Take time out for you and don’t feel guilty about it. Whether it’s a walk, a relaxing bath, seeing a friend, whatever it is - do it! Do something that makes you happy and relaxed every day. Simple little things like shutting yourself away in a relaxing bath for a little while can help you re-charge. It’s so easy to put everyone else first and neglect yourself, especially in a family household with so much going off. Don’t neglect couples’ time with your partner. It helps keep the relationship healthy – I have a bath with my wife nearly every night – it’s a great way to unwind together uninterrupted and chat about your day.

Communication

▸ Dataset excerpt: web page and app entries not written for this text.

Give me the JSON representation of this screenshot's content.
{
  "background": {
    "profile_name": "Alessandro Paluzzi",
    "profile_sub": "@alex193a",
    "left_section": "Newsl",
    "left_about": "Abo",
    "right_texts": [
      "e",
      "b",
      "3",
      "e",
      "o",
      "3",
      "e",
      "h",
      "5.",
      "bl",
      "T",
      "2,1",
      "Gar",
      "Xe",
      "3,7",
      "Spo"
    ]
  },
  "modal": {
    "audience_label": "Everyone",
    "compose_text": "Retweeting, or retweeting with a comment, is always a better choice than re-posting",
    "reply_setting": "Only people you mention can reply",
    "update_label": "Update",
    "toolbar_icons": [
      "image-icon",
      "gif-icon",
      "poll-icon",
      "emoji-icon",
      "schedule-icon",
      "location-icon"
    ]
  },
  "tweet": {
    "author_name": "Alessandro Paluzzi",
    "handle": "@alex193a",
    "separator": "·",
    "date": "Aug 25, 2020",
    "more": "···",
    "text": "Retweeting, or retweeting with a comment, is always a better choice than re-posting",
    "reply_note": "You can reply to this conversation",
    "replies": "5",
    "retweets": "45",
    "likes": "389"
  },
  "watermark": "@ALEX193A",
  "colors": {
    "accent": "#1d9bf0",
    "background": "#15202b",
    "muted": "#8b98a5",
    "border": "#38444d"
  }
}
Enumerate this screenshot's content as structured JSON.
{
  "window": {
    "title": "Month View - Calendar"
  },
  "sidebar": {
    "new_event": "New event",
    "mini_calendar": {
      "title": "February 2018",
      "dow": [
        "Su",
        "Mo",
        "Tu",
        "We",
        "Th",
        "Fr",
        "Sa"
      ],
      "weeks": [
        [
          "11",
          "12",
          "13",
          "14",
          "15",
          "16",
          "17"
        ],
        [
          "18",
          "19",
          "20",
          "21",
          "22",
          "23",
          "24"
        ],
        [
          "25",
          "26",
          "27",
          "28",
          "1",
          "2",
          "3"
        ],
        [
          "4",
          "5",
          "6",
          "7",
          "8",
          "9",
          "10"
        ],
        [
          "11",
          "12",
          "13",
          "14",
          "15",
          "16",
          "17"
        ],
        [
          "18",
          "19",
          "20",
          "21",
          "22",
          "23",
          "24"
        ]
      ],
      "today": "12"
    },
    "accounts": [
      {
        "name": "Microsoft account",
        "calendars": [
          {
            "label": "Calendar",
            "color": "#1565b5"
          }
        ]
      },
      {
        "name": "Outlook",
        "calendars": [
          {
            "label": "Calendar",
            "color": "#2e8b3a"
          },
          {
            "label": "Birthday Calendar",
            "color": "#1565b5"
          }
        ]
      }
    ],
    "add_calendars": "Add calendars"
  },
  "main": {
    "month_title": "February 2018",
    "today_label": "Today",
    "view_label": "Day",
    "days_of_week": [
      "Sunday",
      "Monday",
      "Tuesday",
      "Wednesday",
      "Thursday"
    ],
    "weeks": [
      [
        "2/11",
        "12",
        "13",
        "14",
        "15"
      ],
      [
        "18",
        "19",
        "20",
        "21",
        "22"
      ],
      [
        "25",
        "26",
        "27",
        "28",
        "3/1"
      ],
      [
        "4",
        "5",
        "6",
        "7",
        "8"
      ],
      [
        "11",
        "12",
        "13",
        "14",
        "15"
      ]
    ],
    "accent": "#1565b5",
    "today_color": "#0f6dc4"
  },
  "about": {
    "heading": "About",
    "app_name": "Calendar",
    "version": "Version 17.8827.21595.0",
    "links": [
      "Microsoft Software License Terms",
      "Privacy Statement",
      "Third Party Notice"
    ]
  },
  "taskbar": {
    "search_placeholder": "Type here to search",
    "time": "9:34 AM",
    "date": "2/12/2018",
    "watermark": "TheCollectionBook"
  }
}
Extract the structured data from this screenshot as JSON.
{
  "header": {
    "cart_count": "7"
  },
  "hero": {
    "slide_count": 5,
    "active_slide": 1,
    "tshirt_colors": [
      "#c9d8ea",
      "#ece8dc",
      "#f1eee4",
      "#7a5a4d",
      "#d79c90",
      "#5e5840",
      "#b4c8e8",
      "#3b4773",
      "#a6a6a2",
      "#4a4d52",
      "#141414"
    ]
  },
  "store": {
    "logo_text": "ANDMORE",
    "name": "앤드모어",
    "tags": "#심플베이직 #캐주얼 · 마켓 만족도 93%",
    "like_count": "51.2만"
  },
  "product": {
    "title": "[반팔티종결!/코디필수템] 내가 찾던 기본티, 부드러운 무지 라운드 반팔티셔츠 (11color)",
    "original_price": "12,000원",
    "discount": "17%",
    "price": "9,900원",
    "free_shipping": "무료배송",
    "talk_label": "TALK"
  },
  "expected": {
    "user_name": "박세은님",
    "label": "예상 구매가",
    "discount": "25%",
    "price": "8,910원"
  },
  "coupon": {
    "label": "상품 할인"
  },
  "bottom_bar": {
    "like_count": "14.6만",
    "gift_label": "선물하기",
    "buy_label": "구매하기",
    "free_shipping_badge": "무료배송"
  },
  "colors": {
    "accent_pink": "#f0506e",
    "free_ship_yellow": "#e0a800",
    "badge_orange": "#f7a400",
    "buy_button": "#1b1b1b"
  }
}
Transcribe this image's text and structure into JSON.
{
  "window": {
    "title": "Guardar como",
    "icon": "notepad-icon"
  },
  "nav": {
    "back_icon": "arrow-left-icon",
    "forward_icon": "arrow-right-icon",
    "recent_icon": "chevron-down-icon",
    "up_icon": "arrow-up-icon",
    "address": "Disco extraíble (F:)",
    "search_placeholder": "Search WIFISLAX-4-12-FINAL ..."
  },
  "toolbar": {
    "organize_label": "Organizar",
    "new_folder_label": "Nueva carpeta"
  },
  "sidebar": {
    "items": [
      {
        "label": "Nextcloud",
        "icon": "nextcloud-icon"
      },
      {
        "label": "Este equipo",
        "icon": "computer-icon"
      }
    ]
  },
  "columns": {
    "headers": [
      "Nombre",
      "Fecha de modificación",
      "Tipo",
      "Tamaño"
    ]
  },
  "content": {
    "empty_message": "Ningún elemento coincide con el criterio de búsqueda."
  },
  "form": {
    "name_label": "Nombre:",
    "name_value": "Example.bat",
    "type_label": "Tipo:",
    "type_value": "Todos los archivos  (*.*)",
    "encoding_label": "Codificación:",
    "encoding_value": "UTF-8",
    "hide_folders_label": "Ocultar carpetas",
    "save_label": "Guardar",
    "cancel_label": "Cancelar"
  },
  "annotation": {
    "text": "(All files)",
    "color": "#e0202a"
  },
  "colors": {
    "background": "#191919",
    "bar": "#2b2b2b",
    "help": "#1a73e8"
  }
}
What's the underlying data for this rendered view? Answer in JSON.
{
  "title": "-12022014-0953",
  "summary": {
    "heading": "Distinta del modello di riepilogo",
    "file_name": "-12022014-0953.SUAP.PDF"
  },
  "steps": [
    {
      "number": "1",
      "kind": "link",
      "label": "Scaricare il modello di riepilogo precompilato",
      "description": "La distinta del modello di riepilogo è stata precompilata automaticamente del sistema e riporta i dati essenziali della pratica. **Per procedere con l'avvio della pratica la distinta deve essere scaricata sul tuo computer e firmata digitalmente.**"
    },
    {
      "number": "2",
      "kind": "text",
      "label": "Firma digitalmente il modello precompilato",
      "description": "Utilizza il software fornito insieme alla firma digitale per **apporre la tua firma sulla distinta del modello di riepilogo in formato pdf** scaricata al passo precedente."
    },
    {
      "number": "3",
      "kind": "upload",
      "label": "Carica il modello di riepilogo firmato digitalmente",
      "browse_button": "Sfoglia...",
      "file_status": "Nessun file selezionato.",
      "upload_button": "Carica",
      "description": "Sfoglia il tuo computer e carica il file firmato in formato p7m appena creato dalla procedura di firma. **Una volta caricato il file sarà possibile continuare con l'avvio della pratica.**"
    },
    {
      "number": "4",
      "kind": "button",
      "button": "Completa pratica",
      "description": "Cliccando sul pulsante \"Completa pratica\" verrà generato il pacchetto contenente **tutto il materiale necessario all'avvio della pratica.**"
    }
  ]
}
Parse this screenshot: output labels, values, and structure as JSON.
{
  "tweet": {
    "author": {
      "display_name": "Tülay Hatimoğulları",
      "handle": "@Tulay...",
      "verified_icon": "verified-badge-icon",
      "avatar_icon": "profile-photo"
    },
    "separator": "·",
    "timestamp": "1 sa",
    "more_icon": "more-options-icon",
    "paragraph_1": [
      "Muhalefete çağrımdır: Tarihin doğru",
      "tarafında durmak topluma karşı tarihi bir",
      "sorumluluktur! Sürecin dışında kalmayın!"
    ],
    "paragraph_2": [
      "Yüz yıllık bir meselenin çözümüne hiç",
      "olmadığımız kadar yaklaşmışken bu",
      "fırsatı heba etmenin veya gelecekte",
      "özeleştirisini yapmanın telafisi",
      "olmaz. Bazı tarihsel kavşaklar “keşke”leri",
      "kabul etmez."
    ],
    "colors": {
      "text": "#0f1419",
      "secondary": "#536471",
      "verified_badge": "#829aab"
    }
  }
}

Sounds simple but talk to people and let them know you’re having a bad day. If you don’t want to talk, text! I talk a lot to my wife to try and help her understand how I’m feeling and what’s bothering me when I’m feeling irritable. I also tell my boss. I realise I’m lucky to have that relationship with him, but it really does help to try and get people to understand why you are behaving the way you are on those bad days. If I say to the kids I’m feeling very irritable they’ll steer well clear, to help me and for their own good!

Sleep
Admittedly HRT has been a saviour for me in terms of better sleep. I suffered terrible insomnia after my surgery which had such a knock-on effect in my daily life. I know some women who have found it helpful to take a good quality magnesium supplement to help with sleep. If you look after yourself properly you’re going to give yourself a better chance of sleeping well. Anyone would be snappy and irritable if they’d only had a couple of hours sleep tossing and turning all night so you can imagine how bad you’re going to be when you’re menopausal!